7 November 2014

Mr Peter Smitham (IOMS), Dr Steve Taylor (IOMS) and Dr Catherine Holloway (CEGE) have been awarded the Health and Social Innovators Award for the 'Sensewheel Project'.  The project has received £40k from UCLB so far and was developed at the John Scales Centre for Biomedical Engineering at the Institute of Orthopaedics and Musculoskeletal Science. The full announcement can be seen here.

Sensewheel

Manual wheelchair users rely on their upper extremity to self-propel their wheelchair, which have to stop and start repeatedly, across various terrains, in longitudinal, cross slope, and uneven surfaces. Many users suffer shoulder pain and injury in the long term because of unconscious overuse. Training in pushing style has the potential to alleviate pain, with resulting NHS savings.

Sensewheel  is a lightweight wheel for wheelchair users with embedded load cells and accelerometers to measure how the wheelchair is being utilised, thereby gathering data to refine the individual’s rehabilitation programme using movement metrics. It has been designed by the BIG@PAMELA team based within the UCL’s Department of Civil, Environmental & Geomatic Engineering, and developed at the John Scales centre for Biomedical Engineering at the Institute of Orthopaedics and Musculoskeletal Science at Stanmore.

The instrumentation is very lightweight, low cost, potentially showerproof, and enables immediate feedback to the user about the style of propulsion, enabling quick corrections to be assessed. Forces acting between the pushrim and the drivewheel are sensed by several strain gauged load cells. Data are digitised and transmitted to a separate data logger for processing and data display. The aim is for the user to have immediate feedback on their pushing efficiency displayed on their SmartPhone.

Accessibility information for wheelchair users should, in the main, be delivered by wheelchair users who will have a much greater understanding of their needs than any non-wheelchair user may have. In addition this information needs to be current and so constantly updated. Inherent in this approach is the belief that such a data set would be useful to town planners and also medical practitioners working in the areas of rehabilitation and wheelchair provision.
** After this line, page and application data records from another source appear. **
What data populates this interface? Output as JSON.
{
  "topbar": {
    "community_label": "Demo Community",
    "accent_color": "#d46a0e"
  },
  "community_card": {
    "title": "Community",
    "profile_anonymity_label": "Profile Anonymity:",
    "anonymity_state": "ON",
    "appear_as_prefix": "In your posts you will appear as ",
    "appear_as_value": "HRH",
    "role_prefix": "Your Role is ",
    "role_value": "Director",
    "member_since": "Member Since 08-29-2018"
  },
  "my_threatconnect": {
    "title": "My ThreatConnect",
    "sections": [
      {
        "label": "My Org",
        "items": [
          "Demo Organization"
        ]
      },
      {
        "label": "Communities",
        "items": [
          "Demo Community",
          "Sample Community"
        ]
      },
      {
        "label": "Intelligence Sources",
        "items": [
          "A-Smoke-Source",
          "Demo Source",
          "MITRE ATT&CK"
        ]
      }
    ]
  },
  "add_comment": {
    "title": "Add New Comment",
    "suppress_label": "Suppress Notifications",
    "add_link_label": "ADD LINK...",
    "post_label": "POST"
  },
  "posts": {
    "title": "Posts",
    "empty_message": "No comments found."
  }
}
In this regard it is an innovation leap in terms of the usual approaches to accessibility.